The US Federal Trade Commission is really gunning for Illumina. Just over a year after squashing the sequencing giant’s proposed $1.2bn takeover of PacBio, the antitrust regulator is examining Illumina’s $8bn bid for its own spinout, the liquid biopsy developer Grail.
The move comes weeks after the FTC announced it was considering a crackdown on pharmaceutical megamergers. In this instance, the agency says that the proposed Illumina deal risks creating a monopoly for the sequencing technology that underlies multi-cancer screening tests, potentially leading to decreased quality and higher prices. But no such test is yet on sale in the US – not even Grail’s.
Multi-cancer liquid biopsies from Guardant and Roche are already approved in the US, making the FTC’s conclusion seem, on the face of it, an odd one. But these two companies’ tests are geared towards monitoring patients’ response to therapy, rather than screening apparently healthy people to pick up early-stage cancer.
Grail’s Galleri liquid biopsy is intended for this application – but it is not yet commercial. Its US launch as a lab-developed test, without formal oversight by the FDA, is pencilled in for later this year.
The only other pan-cancer test known to be in development as a screen is Thrive Earlier Detection’s CancerSeek. The acquisition of Thrive for $1.7bn by Exact Sciences closed in January.

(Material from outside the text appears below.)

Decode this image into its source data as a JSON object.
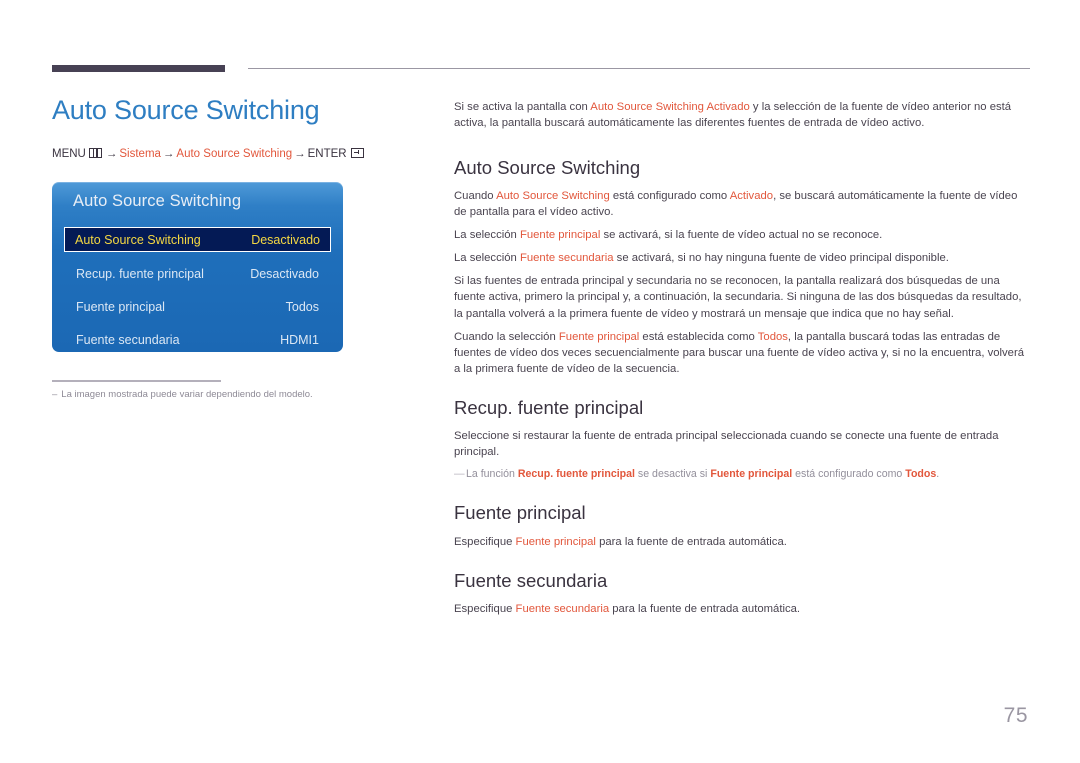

|Selected multi-cancer liquid biopsy tests|
|Company||Liquid biopsy||Test details||Status in US|
|Guardant Health||Guardant360||Helps assign targeted therapy||Approved Aug 7, 2020|
|Foundation Medicine (Roche)||FoundationOne Liquid CDx||Helps assign targeted therapy||Approved Aug 27, 2020|

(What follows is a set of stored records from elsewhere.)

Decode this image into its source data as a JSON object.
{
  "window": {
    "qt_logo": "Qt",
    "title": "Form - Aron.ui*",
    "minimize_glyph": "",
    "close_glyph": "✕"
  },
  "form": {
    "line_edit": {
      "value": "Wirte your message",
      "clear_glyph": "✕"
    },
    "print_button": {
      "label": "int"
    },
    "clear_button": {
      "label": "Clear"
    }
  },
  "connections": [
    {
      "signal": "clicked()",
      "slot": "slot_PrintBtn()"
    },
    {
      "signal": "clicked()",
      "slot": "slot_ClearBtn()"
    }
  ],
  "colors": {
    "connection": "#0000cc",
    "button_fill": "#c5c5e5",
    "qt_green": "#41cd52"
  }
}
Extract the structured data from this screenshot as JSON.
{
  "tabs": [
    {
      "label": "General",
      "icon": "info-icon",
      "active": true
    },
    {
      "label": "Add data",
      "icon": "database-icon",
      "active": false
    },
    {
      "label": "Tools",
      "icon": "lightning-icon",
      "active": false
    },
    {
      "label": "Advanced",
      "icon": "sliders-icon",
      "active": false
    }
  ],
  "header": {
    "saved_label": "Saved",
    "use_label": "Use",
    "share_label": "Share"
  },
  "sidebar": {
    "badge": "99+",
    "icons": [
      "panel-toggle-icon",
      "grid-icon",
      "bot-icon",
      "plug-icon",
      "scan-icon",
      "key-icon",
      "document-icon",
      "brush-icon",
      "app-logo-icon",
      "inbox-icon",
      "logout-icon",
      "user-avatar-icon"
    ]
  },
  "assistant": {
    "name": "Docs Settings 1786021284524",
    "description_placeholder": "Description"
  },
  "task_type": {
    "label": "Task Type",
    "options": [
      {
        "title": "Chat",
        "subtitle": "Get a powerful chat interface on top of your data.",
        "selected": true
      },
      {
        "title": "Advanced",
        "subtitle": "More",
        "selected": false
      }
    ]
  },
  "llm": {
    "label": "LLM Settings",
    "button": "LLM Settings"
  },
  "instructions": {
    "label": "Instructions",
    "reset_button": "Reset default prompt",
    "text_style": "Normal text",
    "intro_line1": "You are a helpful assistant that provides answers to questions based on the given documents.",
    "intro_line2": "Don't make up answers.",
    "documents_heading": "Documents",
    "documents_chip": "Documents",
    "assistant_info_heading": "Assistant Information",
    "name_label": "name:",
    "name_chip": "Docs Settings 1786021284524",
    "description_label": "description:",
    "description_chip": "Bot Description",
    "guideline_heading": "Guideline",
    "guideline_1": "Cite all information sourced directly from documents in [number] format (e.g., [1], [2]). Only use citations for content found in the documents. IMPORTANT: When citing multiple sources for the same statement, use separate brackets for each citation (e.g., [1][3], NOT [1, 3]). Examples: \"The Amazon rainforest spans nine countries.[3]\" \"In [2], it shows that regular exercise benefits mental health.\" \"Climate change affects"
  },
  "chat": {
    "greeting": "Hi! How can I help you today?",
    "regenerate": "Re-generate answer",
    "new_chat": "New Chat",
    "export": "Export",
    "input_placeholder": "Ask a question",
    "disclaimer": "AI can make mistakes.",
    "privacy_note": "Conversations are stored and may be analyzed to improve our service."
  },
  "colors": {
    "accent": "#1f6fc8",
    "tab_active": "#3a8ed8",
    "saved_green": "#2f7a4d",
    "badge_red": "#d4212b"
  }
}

|Grail*||Galleri||Screening for early detection and identification of tumour origin||Launch as LDT expected in H2 2021|
|Exact Sciences**||CancerSeek||Screening for early detection and identification of tumour origin||FDA breakthrough device status|

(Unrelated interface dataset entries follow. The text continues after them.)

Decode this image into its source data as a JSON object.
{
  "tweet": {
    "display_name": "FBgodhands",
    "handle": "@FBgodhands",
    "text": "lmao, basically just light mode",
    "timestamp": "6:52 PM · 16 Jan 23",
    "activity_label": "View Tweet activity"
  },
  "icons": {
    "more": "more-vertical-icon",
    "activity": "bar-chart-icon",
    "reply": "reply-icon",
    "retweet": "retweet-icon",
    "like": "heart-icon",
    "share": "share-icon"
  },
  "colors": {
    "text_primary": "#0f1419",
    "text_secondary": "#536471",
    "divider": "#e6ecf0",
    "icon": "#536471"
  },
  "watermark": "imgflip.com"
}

|*Acquisition by Illumina yet to close. **Acquisition of Thrive Earlier Detection closed Jan 2021. Source: Evaluate Medtech, company websites.|
No intended launch date for CancerSeek has yet been given, and analysts from Leerink write that multi-cancer early detection is still years away from becoming a meaningful market, not least because a first-ever FDA approval would be required. Approval is helpful for reimbursement and inclusion in guidelines, which are in turn necessary to build decent sales.
Illumina has come out fighting. Arguing that it has a vested interest in ensuring equal and fair access to sequencing technology, the company’s management called the FTC’s challenge to the transaction “a marked departure from longstanding antitrust precedent”. It added that it is committed to driving prices down by more than 40% by 2025.
Still, when the Illumina-Grail deal was first announced there were worries that it would risk Illumina competing with its own customers in the cancer testing sphere. This already happens in other areas of the group's business such as non-invasive prenatal testing, where it provides sequencers and consumables to other players so they can test pregnant women’s blood for foetal DNA that might contain chromosomal abnormalities.
Illumina also currently sells sequencing instruments and reagents to Grail and also some of the other liquid biopsy developers; it has agreements with both Guardant and Roche, for instance. Should these latter two groups decide to position their tests for early detection rather than just guiding therapy, it is possible that they could become beholden to Illumina in a way that might inhibit competition.
But that is conjectural, and with no multi-cancer tests for early detection on the market yet anyway the FTC is making a call on a future that has yet to unfold. Illumina might have a better case here than it did with the PacBio deal – the question is whether it will get a better result.